(Page and application data records)
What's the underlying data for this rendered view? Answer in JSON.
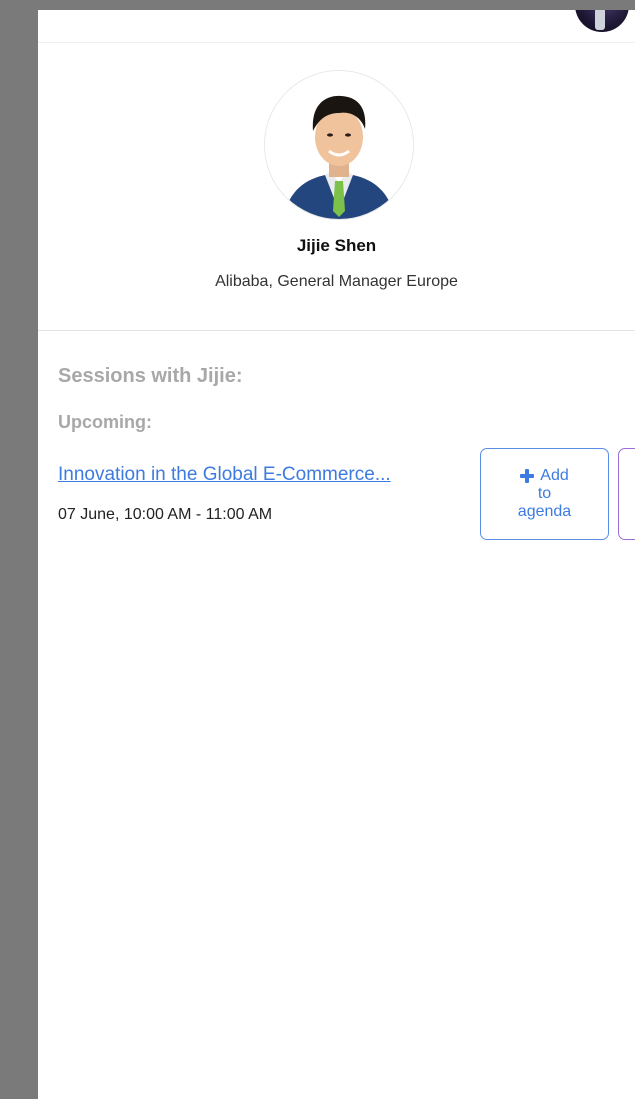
{
  "speaker": {
    "name": "Jijie Shen",
    "role": "Alibaba, General Manager Europe"
  },
  "sessions": {
    "heading": "Sessions with Jijie:",
    "upcoming_label": "Upcoming:",
    "items": [
      {
        "title": "Innovation in the Global E-Commerce...",
        "time": "07 June, 10:00 AM - 11:00 AM",
        "add_button": {
          "line1": "Add",
          "line2": "to",
          "line3": "agenda"
        }
      }
    ]
  },
  "colors": {
    "link": "#3d7be0",
    "heading_gray": "#a8a8a8",
    "add_button_border": "#5a8fe6",
    "secondary_button_border": "#9b6fd6"
  },
  "icons": {
    "add_button_icon": "plus-icon"
  }
}
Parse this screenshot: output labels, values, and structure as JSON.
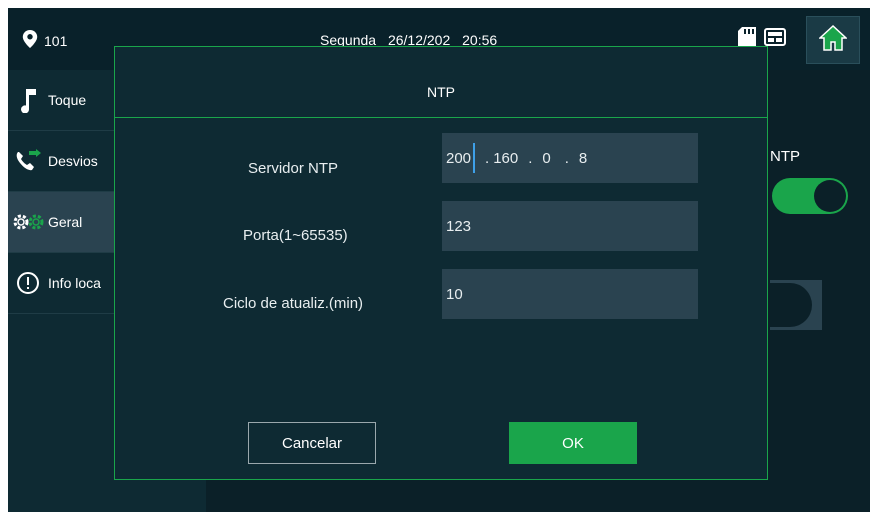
{
  "status_bar": {
    "room": "101",
    "day": "Segunda",
    "date": "26/12/202",
    "time": "20:56",
    "icons": [
      "sd-card-icon",
      "intercom-icon",
      "home-icon"
    ]
  },
  "sidebar": {
    "items": [
      {
        "label": "Toque",
        "icon": "music-note-icon",
        "active": false
      },
      {
        "label": "Desvios",
        "icon": "call-forward-icon",
        "active": false
      },
      {
        "label": "Geral",
        "icon": "gears-icon",
        "active": true
      },
      {
        "label": "Info loca",
        "icon": "info-icon",
        "active": false
      }
    ]
  },
  "background": {
    "ntp_label": "NTP",
    "ntp_toggle_on": true
  },
  "dialog": {
    "title": "NTP",
    "rows": [
      {
        "label": "Servidor NTP",
        "ip": [
          "200",
          "160",
          "0",
          "8"
        ]
      },
      {
        "label": "Porta(1~65535)",
        "value": "123"
      },
      {
        "label": "Ciclo de atualiz.(min)",
        "value": "10"
      }
    ],
    "cancel_label": "Cancelar",
    "ok_label": "OK"
  },
  "colors": {
    "accent": "#1aa54b",
    "background": "#0e2a33",
    "field": "#2a4350",
    "cursor": "#3ea0e8"
  }
}
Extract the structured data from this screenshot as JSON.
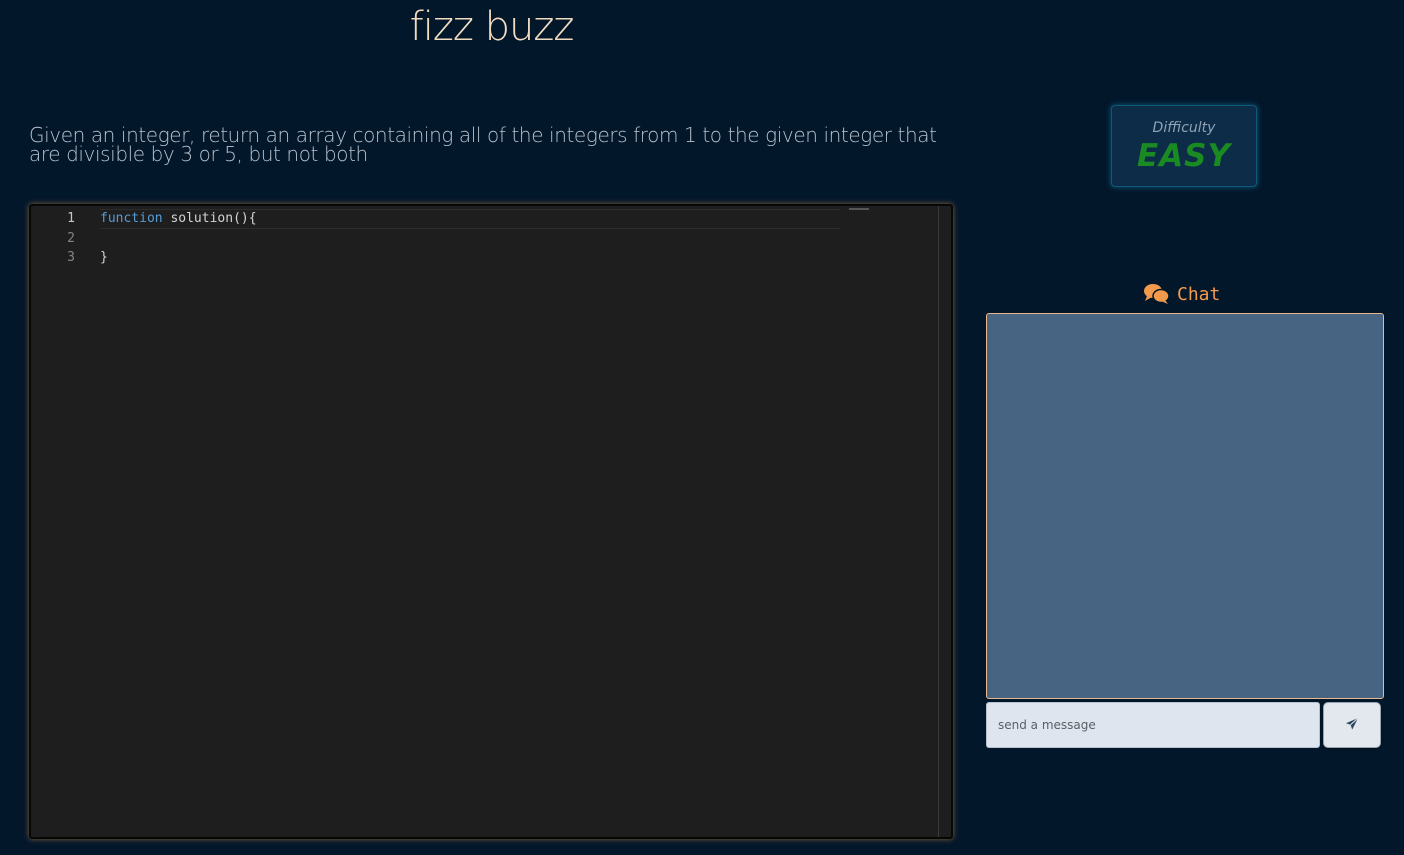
{
  "problem": {
    "title": "fizz buzz",
    "prompt": "Given an integer, return an array containing all of the integers from 1 to the given integer that are divisible by 3 or 5, but not both"
  },
  "difficulty": {
    "label": "Difficulty",
    "value": "EASY",
    "value_color": "#1a8a22"
  },
  "editor": {
    "lines": [
      {
        "number": "1",
        "keyword": "function",
        "rest": " solution(){"
      },
      {
        "number": "2",
        "keyword": "",
        "rest": ""
      },
      {
        "number": "3",
        "keyword": "",
        "rest": "}"
      }
    ]
  },
  "chat": {
    "title": "Chat",
    "icon": "comments-icon",
    "input_placeholder": "send a message",
    "send_icon": "paper-plane-icon",
    "accent_color": "#f39a4c"
  }
}
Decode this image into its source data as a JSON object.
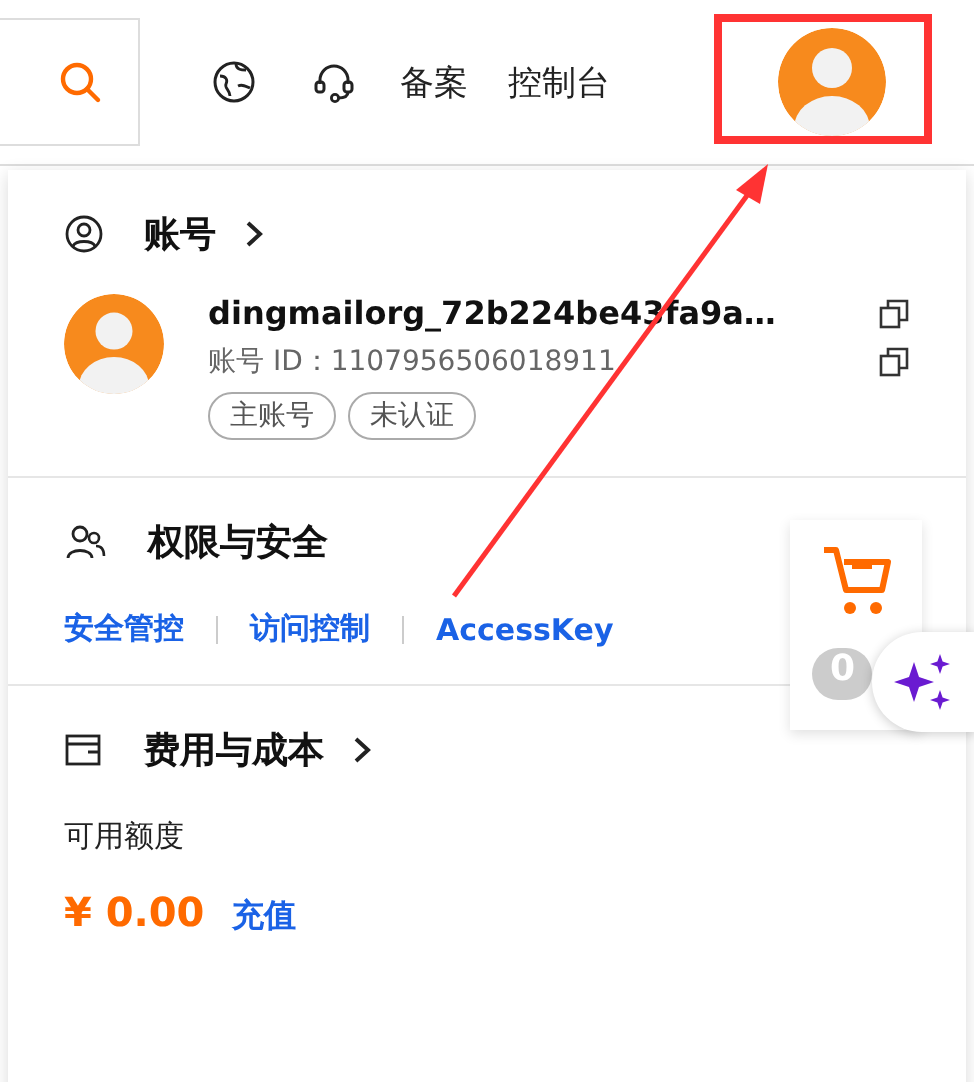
{
  "top_bar": {
    "nav_items": [
      "备案",
      "控制台"
    ]
  },
  "account": {
    "title": "账号",
    "username": "dingmailorg_72b224be43fa9a…",
    "account_id": "账号 ID：1107956506018911",
    "tags": [
      "主账号",
      "未认证"
    ]
  },
  "permissions": {
    "title": "权限与安全",
    "links": [
      "安全管控",
      "访问控制",
      "AccessKey"
    ]
  },
  "billing": {
    "title": "费用与成本",
    "balance_label": "可用额度",
    "balance": "¥ 0.00",
    "recharge": "充值"
  },
  "cart": {
    "count": "0"
  }
}
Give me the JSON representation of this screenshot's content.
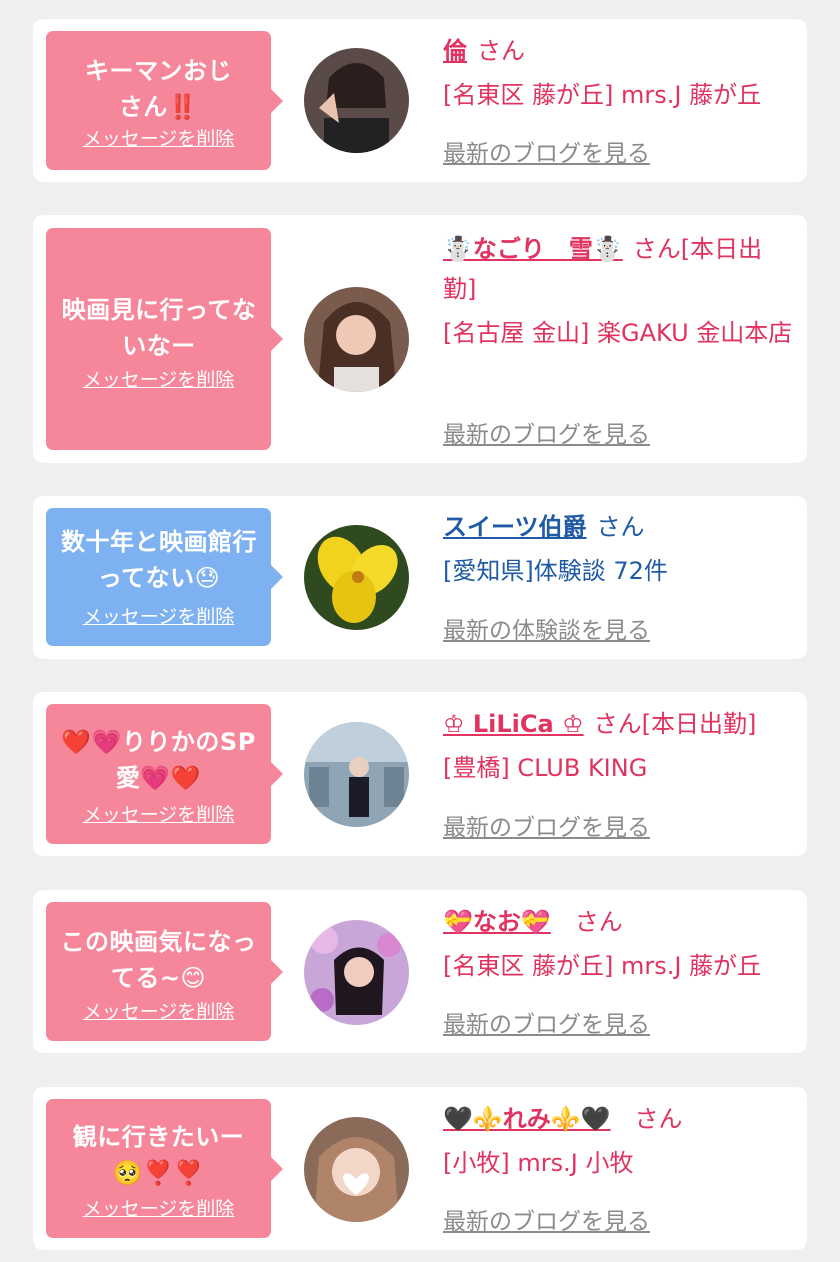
{
  "colors": {
    "page_bg": "#efefef",
    "card_bg": "#ffffff",
    "bubble_pink": "#f6879a",
    "bubble_blue": "#7eb1f1",
    "text_pink": "#e1335f",
    "text_blue": "#1f5aa6",
    "link_gray": "#8b8b8b"
  },
  "delete_label": "メッセージを削除",
  "san_label": "さん",
  "items": [
    {
      "message": "キーマンおじさん‼️",
      "name": "倫",
      "name_suffix": "",
      "detail": "[名東区 藤が丘] mrs.J 藤が丘",
      "link": "最新のブログを見る"
    },
    {
      "message": "映画見に行ってないなー",
      "name": "☃️なごり　雪☃️",
      "name_suffix": "[本日出勤]",
      "detail": "[名古屋 金山] 楽GAKU 金山本店",
      "link": "最新のブログを見る"
    },
    {
      "message": "数十年と映画館行ってない😓",
      "name": "スイーツ伯爵",
      "name_suffix": "",
      "detail": "[愛知県]体験談 72件",
      "link": "最新の体験談を見る"
    },
    {
      "message": "❤️💗りりかのSP愛💗❤️",
      "name": "♔ LiLiCa ♔",
      "name_suffix": "[本日出勤]",
      "detail": "[豊橋] CLUB KING",
      "link": "最新のブログを見る"
    },
    {
      "message": "この映画気になってる~😊",
      "name": "💝なお💝",
      "name_suffix": "",
      "detail": "[名東区 藤が丘] mrs.J 藤が丘",
      "link": "最新のブログを見る"
    },
    {
      "message": "観に行きたいー🥺❣️❣️",
      "name": "🖤⚜️れみ⚜️🖤",
      "name_suffix": "",
      "detail": "[小牧] mrs.J 小牧",
      "link": "最新のブログを見る"
    }
  ]
}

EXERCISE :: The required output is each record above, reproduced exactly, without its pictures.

ANSWER SECTION ::
What's the underlying data for this rendered view? Answer in JSON.
{
  "speaker": {
    "name": "Jijie Shen",
    "role": "Alibaba, General Manager Europe"
  },
  "sessions": {
    "heading": "Sessions with Jijie:",
    "upcoming_label": "Upcoming:",
    "items": [
      {
        "title": "Innovation in the Global E-Commerce...",
        "time": "07 June, 10:00 AM - 11:00 AM",
        "add_button": {
          "line1": "Add",
          "line2": "to",
          "line3": "agenda"
        }
      }
    ]
  },
  "colors": {
    "link": "#3d7be0",
    "heading_gray": "#a8a8a8",
    "add_button_border": "#5a8fe6",
    "secondary_button_border": "#9b6fd6"
  },
  "icons": {
    "add_button_icon": "plus-icon"
  }
}
Parse this screenshot: output labels, values, and structure as JSON.
{
  "status_bar": {
    "room": "101",
    "day": "Segunda",
    "date": "26/12/202",
    "time": "20:56",
    "icons": [
      "sd-card-icon",
      "intercom-icon",
      "home-icon"
    ]
  },
  "sidebar": {
    "items": [
      {
        "label": "Toque",
        "icon": "music-note-icon",
        "active": false
      },
      {
        "label": "Desvios",
        "icon": "call-forward-icon",
        "active": false
      },
      {
        "label": "Geral",
        "icon": "gears-icon",
        "active": true
      },
      {
        "label": "Info loca",
        "icon": "info-icon",
        "active": false
      }
    ]
  },
  "background": {
    "ntp_label": "NTP",
    "ntp_toggle_on": true
  },
  "dialog": {
    "title": "NTP",
    "rows": [
      {
        "label": "Servidor NTP",
        "ip": [
          "200",
          "160",
          "0",
          "8"
        ]
      },
      {
        "label": "Porta(1~65535)",
        "value": "123"
      },
      {
        "label": "Ciclo de atualiz.(min)",
        "value": "10"
      }
    ],
    "cancel_label": "Cancelar",
    "ok_label": "OK"
  },
  "colors": {
    "accent": "#1aa54b",
    "background": "#0e2a33",
    "field": "#2a4350",
    "cursor": "#3ea0e8"
  }
}
Extract the structured data from this screenshot as JSON.
{
  "problem": {
    "title": "fizz buzz",
    "prompt": "Given an integer, return an array containing all of the integers from 1 to the given integer that are divisible by 3 or 5, but not both"
  },
  "difficulty": {
    "label": "Difficulty",
    "value": "EASY",
    "value_color": "#1a8a22"
  },
  "editor": {
    "lines": [
      {
        "number": "1",
        "keyword": "function",
        "rest": " solution(){"
      },
      {
        "number": "2",
        "keyword": "",
        "rest": ""
      },
      {
        "number": "3",
        "keyword": "",
        "rest": "}"
      }
    ]
  },
  "chat": {
    "title": "Chat",
    "icon": "comments-icon",
    "input_placeholder": "send a message",
    "send_icon": "paper-plane-icon",
    "accent_color": "#f39a4c"
  }
}
Decode this image into its source data as a JSON object.
{
  "top_bar": {
    "nav_items": [
      "备案",
      "控制台"
    ]
  },
  "account": {
    "title": "账号",
    "username": "dingmailorg_72b224be43fa9a…",
    "account_id": "账号 ID：1107956506018911",
    "tags": [
      "主账号",
      "未认证"
    ]
  },
  "permissions": {
    "title": "权限与安全",
    "links": [
      "安全管控",
      "访问控制",
      "AccessKey"
    ]
  },
  "billing": {
    "title": "费用与成本",
    "balance_label": "可用额度",
    "balance": "¥ 0.00",
    "recharge": "充值"
  },
  "cart": {
    "count": "0"
  }
}
Give me the JSON representation of this screenshot's content.
{
  "colors": {
    "page_bg": "#efefef",
    "card_bg": "#ffffff",
    "bubble_pink": "#f6879a",
    "bubble_blue": "#7eb1f1",
    "text_pink": "#e1335f",
    "text_blue": "#1f5aa6",
    "link_gray": "#8b8b8b"
  },
  "delete_label": "メッセージを削除",
  "san_label": "さん",
  "items": [
    {
      "message": "キーマンおじさん‼️",
      "name": "倫",
      "name_suffix": "",
      "detail": "[名東区 藤が丘] mrs.J 藤が丘",
      "link": "最新のブログを見る"
    },
    {
      "message": "映画見に行ってないなー",
      "name": "☃️なごり　雪☃️",
      "name_suffix": "[本日出勤]",
      "detail": "[名古屋 金山] 楽GAKU 金山本店",
      "link": "最新のブログを見る"
    },
    {
      "message": "数十年と映画館行ってない😓",
      "name": "スイーツ伯爵",
      "name_suffix": "",
      "detail": "[愛知県]体験談 72件",
      "link": "最新の体験談を見る"
    },
    {
      "message": "❤️💗りりかのSP愛💗❤️",
      "name": "♔ LiLiCa ♔",
      "name_suffix": "[本日出勤]",
      "detail": "[豊橋] CLUB KING",
      "link": "最新のブログを見る"
    },
    {
      "message": "この映画気になってる~😊",
      "name": "💝なお💝",
      "name_suffix": "",
      "detail": "[名東区 藤が丘] mrs.J 藤が丘",
      "link": "最新のブログを見る"
    },
    {
      "message": "観に行きたいー🥺❣️❣️",
      "name": "🖤⚜️れみ⚜️🖤",
      "name_suffix": "",
      "detail": "[小牧] mrs.J 小牧",
      "link": "最新のブログを見る"
    }
  ]
}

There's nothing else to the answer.